- [What you need to do]
Repeat the data exactly, every last line of it.

....

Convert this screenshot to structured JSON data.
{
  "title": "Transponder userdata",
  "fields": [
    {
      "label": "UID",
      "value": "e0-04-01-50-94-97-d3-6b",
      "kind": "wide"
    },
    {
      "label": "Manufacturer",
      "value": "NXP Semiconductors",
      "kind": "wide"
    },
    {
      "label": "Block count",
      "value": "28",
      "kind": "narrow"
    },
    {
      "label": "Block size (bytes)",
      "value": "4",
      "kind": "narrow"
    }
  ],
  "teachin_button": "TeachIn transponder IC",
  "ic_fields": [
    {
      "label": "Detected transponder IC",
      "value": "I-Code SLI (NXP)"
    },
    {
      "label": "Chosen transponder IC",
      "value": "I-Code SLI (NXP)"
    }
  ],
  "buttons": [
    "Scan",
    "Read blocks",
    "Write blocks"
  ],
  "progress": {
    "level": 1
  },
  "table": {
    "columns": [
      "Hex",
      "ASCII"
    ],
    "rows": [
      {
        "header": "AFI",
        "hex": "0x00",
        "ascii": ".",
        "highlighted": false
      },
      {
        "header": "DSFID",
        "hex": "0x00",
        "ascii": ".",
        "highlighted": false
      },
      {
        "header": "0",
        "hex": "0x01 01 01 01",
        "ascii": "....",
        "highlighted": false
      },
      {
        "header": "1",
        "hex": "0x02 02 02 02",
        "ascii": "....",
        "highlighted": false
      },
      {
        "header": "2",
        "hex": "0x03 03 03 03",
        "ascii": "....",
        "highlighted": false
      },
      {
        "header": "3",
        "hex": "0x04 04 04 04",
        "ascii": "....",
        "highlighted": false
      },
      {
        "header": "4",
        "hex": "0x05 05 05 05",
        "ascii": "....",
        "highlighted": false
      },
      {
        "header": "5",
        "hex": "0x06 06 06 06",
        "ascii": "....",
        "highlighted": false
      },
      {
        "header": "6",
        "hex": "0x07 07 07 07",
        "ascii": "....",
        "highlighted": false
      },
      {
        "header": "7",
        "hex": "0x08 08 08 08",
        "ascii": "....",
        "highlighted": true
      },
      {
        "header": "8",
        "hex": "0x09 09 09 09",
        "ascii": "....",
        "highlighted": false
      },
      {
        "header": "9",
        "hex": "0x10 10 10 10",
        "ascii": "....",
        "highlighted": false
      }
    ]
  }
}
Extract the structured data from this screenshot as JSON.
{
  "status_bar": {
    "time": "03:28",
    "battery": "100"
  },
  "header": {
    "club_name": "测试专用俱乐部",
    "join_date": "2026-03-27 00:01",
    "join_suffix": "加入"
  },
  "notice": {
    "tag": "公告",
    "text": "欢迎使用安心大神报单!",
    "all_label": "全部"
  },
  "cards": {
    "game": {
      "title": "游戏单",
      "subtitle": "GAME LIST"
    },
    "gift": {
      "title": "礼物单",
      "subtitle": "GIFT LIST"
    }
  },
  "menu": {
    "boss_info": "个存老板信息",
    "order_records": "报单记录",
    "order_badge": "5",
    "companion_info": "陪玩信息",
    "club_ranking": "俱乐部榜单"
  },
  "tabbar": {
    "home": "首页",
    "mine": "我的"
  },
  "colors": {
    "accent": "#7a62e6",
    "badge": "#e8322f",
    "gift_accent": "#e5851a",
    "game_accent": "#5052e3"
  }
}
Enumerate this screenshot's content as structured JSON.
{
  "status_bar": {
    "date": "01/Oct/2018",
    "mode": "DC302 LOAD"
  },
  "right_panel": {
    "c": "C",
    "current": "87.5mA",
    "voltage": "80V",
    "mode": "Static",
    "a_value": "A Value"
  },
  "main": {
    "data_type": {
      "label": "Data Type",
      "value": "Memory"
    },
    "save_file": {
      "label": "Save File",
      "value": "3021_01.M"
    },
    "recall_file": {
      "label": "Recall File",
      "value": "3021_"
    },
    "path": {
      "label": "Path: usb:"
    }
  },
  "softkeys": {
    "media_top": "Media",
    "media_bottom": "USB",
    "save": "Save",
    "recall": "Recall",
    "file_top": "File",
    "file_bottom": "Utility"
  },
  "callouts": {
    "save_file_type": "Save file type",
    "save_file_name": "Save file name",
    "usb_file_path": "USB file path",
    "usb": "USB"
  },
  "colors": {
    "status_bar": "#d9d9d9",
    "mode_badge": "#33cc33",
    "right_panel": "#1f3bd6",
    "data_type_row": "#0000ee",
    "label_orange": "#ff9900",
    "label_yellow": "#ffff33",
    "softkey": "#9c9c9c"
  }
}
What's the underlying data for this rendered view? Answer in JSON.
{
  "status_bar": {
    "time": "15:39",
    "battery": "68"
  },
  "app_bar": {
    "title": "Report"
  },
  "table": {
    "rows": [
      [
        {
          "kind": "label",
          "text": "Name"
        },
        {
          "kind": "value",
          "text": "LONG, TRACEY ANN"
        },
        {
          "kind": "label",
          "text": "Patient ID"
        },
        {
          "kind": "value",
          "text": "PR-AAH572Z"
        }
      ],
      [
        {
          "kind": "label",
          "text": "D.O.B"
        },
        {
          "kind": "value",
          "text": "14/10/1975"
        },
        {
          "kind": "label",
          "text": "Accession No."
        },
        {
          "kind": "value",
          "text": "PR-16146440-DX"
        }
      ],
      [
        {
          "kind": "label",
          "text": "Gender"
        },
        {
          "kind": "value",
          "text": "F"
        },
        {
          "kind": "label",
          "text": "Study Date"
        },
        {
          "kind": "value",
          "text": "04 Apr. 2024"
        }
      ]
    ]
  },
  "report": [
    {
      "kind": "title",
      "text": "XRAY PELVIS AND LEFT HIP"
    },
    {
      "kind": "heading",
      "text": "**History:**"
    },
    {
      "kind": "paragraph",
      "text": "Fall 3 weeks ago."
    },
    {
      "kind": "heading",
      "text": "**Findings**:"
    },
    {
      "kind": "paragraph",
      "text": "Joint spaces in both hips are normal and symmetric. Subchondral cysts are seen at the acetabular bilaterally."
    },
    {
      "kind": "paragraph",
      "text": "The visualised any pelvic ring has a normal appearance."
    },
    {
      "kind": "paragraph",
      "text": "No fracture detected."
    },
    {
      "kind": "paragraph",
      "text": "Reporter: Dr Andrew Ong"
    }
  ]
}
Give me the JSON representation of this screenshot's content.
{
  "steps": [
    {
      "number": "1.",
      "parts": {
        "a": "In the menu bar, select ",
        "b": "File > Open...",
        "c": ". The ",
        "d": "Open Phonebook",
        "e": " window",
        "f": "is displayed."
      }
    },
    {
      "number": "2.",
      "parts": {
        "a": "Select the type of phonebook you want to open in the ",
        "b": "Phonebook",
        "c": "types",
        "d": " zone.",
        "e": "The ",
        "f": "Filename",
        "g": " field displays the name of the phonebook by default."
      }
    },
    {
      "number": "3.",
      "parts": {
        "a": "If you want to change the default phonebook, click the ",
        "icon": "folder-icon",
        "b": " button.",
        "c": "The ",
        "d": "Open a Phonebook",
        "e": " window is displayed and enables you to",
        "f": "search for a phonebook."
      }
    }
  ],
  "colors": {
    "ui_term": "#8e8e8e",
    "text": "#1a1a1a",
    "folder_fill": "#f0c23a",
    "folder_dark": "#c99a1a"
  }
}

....

- [Result for this exercise]
Convert this screenshot to structured JSON data.
{
  "title": "Transponder userdata",
  "fields": [
    {
      "label": "UID",
      "value": "e0-04-01-50-94-97-d3-6b",
      "kind": "wide"
    },
    {
      "label": "Manufacturer",
      "value": "NXP Semiconductors",
      "kind": "wide"
    },
    {
      "label": "Block count",
      "value": "28",
      "kind": "narrow"
    },
    {
      "label": "Block size (bytes)",
      "value": "4",
      "kind": "narrow"
    }
  ],
  "teachin_button": "TeachIn transponder IC",
  "ic_fields": [
    {
      "label": "Detected transponder IC",
      "value": "I-Code SLI (NXP)"
    },
    {
      "label": "Chosen transponder IC",
      "value": "I-Code SLI (NXP)"
    }
  ],
  "buttons": [
    "Scan",
    "Read blocks",
    "Write blocks"
  ],
  "progress": {
    "level": 1
  },
  "table": {
    "columns": [
      "Hex",
      "ASCII"
    ],
    "rows": [
      {
        "header": "AFI",
        "hex": "0x00",
        "ascii": ".",
        "highlighted": false
      },
      {
        "header": "DSFID",
        "hex": "0x00",
        "ascii": ".",
        "highlighted": false
      },
      {
        "header": "0",
        "hex": "0x01 01 01 01",
        "ascii": "....",
        "highlighted": false
      },
      {
        "header": "1",
        "hex": "0x02 02 02 02",
        "ascii": "....",
        "highlighted": false
      },
      {
        "header": "2",
        "hex": "0x03 03 03 03",
        "ascii": "....",
        "highlighted": false
      },
      {
        "header": "3",
        "hex": "0x04 04 04 04",
        "ascii": "....",
        "highlighted": false
      },
      {
        "header": "4",
        "hex": "0x05 05 05 05",
        "ascii": "....",
        "highlighted": false
      },
      {
        "header": "5",
        "hex": "0x06 06 06 06",
        "ascii": "....",
        "highlighted": false
      },
      {
        "header": "6",
        "hex": "0x07 07 07 07",
        "ascii": "....",
        "highlighted": false
      },
      {
        "header": "7",
        "hex": "0x08 08 08 08",
        "ascii": "....",
        "highlighted": true
      },
      {
        "header": "8",
        "hex": "0x09 09 09 09",
        "ascii": "....",
        "highlighted": false
      },
      {
        "header": "9",
        "hex": "0x10 10 10 10",
        "ascii": "....",
        "highlighted": false
      }
    ]
  }
}
Extract the structured data from this screenshot as JSON.
{
  "status_bar": {
    "time": "03:28",
    "battery": "100"
  },
  "header": {
    "club_name": "测试专用俱乐部",
    "join_date": "2026-03-27 00:01",
    "join_suffix": "加入"
  },
  "notice": {
    "tag": "公告",
    "text": "欢迎使用安心大神报单!",
    "all_label": "全部"
  },
  "cards": {
    "game": {
      "title": "游戏单",
      "subtitle": "GAME LIST"
    },
    "gift": {
      "title": "礼物单",
      "subtitle": "GIFT LIST"
    }
  },
  "menu": {
    "boss_info": "个存老板信息",
    "order_records": "报单记录",
    "order_badge": "5",
    "companion_info": "陪玩信息",
    "club_ranking": "俱乐部榜单"
  },
  "tabbar": {
    "home": "首页",
    "mine": "我的"
  },
  "colors": {
    "accent": "#7a62e6",
    "badge": "#e8322f",
    "gift_accent": "#e5851a",
    "game_accent": "#5052e3"
  }
}
Enumerate this screenshot's content as structured JSON.
{
  "status_bar": {
    "date": "01/Oct/2018",
    "mode": "DC302 LOAD"
  },
  "right_panel": {
    "c": "C",
    "current": "87.5mA",
    "voltage": "80V",
    "mode": "Static",
    "a_value": "A Value"
  },
  "main": {
    "data_type": {
      "label": "Data Type",
      "value": "Memory"
    },
    "save_file": {
      "label": "Save File",
      "value": "3021_01.M"
    },
    "recall_file": {
      "label": "Recall File",
      "value": "3021_"
    },
    "path": {
      "label": "Path: usb:"
    }
  },
  "softkeys": {
    "media_top": "Media",
    "media_bottom": "USB",
    "save": "Save",
    "recall": "Recall",
    "file_top": "File",
    "file_bottom": "Utility"
  },
  "callouts": {
    "save_file_type": "Save file type",
    "save_file_name": "Save file name",
    "usb_file_path": "USB file path",
    "usb": "USB"
  },
  "colors": {
    "status_bar": "#d9d9d9",
    "mode_badge": "#33cc33",
    "right_panel": "#1f3bd6",
    "data_type_row": "#0000ee",
    "label_orange": "#ff9900",
    "label_yellow": "#ffff33",
    "softkey": "#9c9c9c"
  }
}
What's the underlying data for this rendered view? Answer in JSON.
{
  "status_bar": {
    "time": "15:39",
    "battery": "68"
  },
  "app_bar": {
    "title": "Report"
  },
  "table": {
    "rows": [
      [
        {
          "kind": "label",
          "text": "Name"
        },
        {
          "kind": "value",
          "text": "LONG, TRACEY ANN"
        },
        {
          "kind": "label",
          "text": "Patient ID"
        },
        {
          "kind": "value",
          "text": "PR-AAH572Z"
        }
      ],
      [
        {
          "kind": "label",
          "text": "D.O.B"
        },
        {
          "kind": "value",
          "text": "14/10/1975"
        },
        {
          "kind": "label",
          "text": "Accession No."
        },
        {
          "kind": "value",
          "text": "PR-16146440-DX"
        }
      ],
      [
        {
          "kind": "label",
          "text": "Gender"
        },
        {
          "kind": "value",
          "text": "F"
        },
        {
          "kind": "label",
          "text": "Study Date"
        },
        {
          "kind": "value",
          "text": "04 Apr. 2024"
        }
      ]
    ]
  },
  "report": [
    {
      "kind": "title",
      "text": "XRAY PELVIS AND LEFT HIP"
    },
    {
      "kind": "heading",
      "text": "**History:**"
    },
    {
      "kind": "paragraph",
      "text": "Fall 3 weeks ago."
    },
    {
      "kind": "heading",
      "text": "**Findings**:"
    },
    {
      "kind": "paragraph",
      "text": "Joint spaces in both hips are normal and symmetric. Subchondral cysts are seen at the acetabular bilaterally."
    },
    {
      "kind": "paragraph",
      "text": "The visualised any pelvic ring has a normal appearance."
    },
    {
      "kind": "paragraph",
      "text": "No fracture detected."
    },
    {
      "kind": "paragraph",
      "text": "Reporter: Dr Andrew Ong"
    }
  ]
}
Give me the JSON representation of this screenshot's content.
{
  "steps": [
    {
      "number": "1.",
      "parts": {
        "a": "In the menu bar, select ",
        "b": "File > Open...",
        "c": ". The ",
        "d": "Open Phonebook",
        "e": " window",
        "f": "is displayed."
      }
    },
    {
      "number": "2.",
      "parts": {
        "a": "Select the type of phonebook you want to open in the ",
        "b": "Phonebook",
        "c": "types",
        "d": " zone.",
        "e": "The ",
        "f": "Filename",
        "g": " field displays the name of the phonebook by default."
      }
    },
    {
      "number": "3.",
      "parts": {
        "a": "If you want to change the default phonebook, click the ",
        "icon": "folder-icon",
        "b": " button.",
        "c": "The ",
        "d": "Open a Phonebook",
        "e": " window is displayed and enables you to",
        "f": "search for a phonebook."
      }
    }
  ],
  "colors": {
    "ui_term": "#8e8e8e",
    "text": "#1a1a1a",
    "folder_fill": "#f0c23a",
    "folder_dark": "#c99a1a"
  }
}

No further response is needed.